The World’s central banks are being encouraged to a stock of the challenges opportunities posed by the Blockchain technology. According to one of the renowned brand in the accounting sector Deloitte, Blockchain has four main uses in the banking sector:
1. Speeding up and simplifying cross-border payments
2. The future of share trading
3. It will help in improving online identity management.
4. Loyalty and Rewards.
Applying Block Chain in Real Estate:
It is the next technology for conveying title to real property. Below we will also look at three ways that blockchain could disrupt the real estate market: by speeding up the system, providing additional transparency and offering safer investments to everybody concerned.
1. Expediting the Process
After a period of “slow” sales in 2014, house prices have up to the extent that in fall 2015, some consultant warned the housing market was entering a bubble far worse than seen in the run-up to the Great Recession.

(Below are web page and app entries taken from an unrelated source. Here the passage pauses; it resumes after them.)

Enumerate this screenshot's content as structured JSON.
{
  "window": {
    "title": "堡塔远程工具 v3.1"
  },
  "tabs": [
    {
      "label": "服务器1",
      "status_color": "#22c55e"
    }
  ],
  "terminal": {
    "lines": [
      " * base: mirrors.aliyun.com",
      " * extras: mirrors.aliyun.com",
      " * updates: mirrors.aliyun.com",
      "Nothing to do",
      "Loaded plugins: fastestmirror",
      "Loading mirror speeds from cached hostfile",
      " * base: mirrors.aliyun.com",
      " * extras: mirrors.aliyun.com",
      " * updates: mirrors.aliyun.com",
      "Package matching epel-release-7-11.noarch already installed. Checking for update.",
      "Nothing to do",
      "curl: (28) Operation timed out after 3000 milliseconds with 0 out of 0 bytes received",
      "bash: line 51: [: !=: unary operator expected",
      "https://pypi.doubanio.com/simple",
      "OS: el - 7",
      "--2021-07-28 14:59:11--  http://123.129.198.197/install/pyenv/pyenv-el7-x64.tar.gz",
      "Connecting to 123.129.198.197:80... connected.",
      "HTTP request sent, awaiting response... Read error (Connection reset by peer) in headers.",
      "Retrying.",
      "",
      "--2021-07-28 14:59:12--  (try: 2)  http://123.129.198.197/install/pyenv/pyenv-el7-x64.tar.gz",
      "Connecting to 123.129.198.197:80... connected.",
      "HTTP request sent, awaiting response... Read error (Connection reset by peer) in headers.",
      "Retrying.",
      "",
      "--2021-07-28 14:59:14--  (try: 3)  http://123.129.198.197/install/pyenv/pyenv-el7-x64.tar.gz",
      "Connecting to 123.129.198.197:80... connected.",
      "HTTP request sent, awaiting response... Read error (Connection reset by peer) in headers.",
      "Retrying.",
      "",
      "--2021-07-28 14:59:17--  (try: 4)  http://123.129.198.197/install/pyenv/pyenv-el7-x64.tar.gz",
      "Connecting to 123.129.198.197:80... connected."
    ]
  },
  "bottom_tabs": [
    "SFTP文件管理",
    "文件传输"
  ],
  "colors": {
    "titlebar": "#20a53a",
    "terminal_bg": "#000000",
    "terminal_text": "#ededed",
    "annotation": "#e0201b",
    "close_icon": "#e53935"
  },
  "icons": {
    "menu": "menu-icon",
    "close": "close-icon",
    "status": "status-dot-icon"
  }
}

Demand for homes is higher than ever, and with less new constructions being engineered, prices for existing properties are hiking up. Despite slight sales hiccups in September 2015, experts predict that prices are going to keep on rising.
The Blockchain will do little to influence local legislators’ sales restrictions, it’ll have a good impact on the financial verification element of the sales process itself. At current, most consumers and sellers make use of escrow and title companies for 3rd party verification — a safety net to make sure both parties keep their end of the deal, as well as to reduce the danger of fraud.
2. Reducing Fraud
One of the main reasons that buyers and sellers have traditionally used escrow and third-party verifications is to reduce the chances of either party getting burned by real estate fraud. As reported by Morgan Brennan from Forbes, one of the most recurrent types of real estate fraud is rental scams, in which a scam-artist can copy details and photos from a real listing, then re-post on another website while posing as the agent responsible for the property.
3. Offering Total Transparency
A very little minority of people purchases houses outright and proving suitability for a mortgage or loan has to date been a nail-biting, slow method that is typically lengthened due to red tape and administrative issues. The Internet is stuffed with tips about how to speed up the method but blockchain might have the answer.
Using the Blockchain, folks can create a digital ID for a real estate asset, as well as for themselves as the customer or merchant. In this way, the mortgage process and transfer of ownership would be seamless, and much quicker than it is today.
Blockchain has applications that go on the far side obvious things like digital currencies and cash transfers. From voting, electronic smart contracts, and digitally recorded property assets to patient health records management and proof of possession for digital content.
Blockchain can deeply disrupt many industries that think about intermediaries like banking, finance, academia, real estate, insurance, legal, health care, etc— amongst several others., This can and will definitely lead to job losses and therefore the complete transformation of entire industries. However, overall, the elimination of intermediaries brings largely positive edges. Banks & governments for instance, usually impede the free flow of business due to the time it takes to method transactions and restrictive necessities. As per a recent survey conducted by one of the largest research organizations, almost 60% of the countries want Bitcoin and other Cryptocurrencies to be regulated. Read some of the concerns and arguments of its regulation here.
The blockchain will change an exaggerated quantity of individuals and businesses to trade rather more times and with more efficiency, considerably boosting native and international trade.
Blockchain technology would additionally eliminate costly intercessor fees that became a burden on people and businesses, particularly within the remittances vertical.
Perhaps most deeply, blockchain guarantees to democratize & expand the worldwide national economy. Giving those who have restricted exposure to the worldwide economy, higher access to money and payment systems and stronger protection against corruption and exploitation